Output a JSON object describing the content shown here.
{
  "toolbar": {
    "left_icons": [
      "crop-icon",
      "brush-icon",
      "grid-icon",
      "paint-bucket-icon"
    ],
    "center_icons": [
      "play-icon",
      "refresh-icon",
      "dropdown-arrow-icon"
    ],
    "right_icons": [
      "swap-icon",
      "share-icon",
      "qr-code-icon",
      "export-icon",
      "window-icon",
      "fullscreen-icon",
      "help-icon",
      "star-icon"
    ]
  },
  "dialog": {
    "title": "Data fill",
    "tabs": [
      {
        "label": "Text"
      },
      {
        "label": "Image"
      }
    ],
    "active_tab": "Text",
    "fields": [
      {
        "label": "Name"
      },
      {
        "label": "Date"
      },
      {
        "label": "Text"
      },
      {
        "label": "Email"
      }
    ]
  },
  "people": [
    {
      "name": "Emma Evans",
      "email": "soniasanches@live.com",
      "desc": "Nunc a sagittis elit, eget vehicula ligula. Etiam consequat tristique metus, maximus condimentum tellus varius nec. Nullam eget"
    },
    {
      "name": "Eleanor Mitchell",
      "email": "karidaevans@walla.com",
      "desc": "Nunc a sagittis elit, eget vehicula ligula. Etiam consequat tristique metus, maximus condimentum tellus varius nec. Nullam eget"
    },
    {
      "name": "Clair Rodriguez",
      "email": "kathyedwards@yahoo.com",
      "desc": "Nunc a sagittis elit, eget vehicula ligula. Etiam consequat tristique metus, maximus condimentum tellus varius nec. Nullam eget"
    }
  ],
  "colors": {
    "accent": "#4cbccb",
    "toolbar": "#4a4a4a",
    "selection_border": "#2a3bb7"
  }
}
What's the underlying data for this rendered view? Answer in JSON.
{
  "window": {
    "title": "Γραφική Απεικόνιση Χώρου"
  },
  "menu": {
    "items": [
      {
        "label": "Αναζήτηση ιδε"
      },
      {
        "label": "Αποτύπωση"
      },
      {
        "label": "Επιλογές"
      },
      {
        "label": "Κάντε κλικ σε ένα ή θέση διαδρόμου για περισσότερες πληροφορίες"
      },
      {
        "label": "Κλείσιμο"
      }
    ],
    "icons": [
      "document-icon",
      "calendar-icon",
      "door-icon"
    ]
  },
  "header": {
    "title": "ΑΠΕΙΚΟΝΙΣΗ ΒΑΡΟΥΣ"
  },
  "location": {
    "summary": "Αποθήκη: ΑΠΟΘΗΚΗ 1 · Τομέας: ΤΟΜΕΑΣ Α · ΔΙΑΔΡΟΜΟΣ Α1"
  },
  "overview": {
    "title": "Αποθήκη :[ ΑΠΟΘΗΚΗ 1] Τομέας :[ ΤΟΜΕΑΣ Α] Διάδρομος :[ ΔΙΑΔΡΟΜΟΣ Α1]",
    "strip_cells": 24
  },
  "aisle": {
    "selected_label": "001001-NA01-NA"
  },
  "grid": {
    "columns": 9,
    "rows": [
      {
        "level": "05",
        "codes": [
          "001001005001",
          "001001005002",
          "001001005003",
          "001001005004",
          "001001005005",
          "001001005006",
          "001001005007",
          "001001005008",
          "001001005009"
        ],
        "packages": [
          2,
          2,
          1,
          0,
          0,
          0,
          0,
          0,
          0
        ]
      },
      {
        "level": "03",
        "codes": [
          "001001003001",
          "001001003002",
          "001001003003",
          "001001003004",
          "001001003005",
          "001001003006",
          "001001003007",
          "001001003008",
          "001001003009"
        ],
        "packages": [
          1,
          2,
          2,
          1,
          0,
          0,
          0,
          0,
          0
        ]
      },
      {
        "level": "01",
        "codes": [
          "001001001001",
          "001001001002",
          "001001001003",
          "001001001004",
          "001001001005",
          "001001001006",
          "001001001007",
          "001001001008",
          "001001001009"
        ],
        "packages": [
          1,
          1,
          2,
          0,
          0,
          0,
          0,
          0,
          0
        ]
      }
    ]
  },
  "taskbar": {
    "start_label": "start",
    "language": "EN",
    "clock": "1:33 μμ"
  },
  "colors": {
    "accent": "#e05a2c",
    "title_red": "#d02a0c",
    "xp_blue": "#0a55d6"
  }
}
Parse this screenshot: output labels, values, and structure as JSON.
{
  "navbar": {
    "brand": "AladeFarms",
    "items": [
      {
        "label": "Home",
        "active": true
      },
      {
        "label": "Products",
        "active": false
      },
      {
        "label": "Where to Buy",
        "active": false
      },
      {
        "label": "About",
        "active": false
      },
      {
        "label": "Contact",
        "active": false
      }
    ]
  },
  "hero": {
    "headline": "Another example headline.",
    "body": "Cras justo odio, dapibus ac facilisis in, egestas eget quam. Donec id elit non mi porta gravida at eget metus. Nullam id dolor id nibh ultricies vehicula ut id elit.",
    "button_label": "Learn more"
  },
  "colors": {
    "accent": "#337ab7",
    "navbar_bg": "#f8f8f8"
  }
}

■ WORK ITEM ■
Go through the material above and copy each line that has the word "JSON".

■ OUTPUT ■
Output a JSON object describing the content shown here.
What's the underlying data for this rendered view? Answer in JSON.
Parse this screenshot: output labels, values, and structure as JSON.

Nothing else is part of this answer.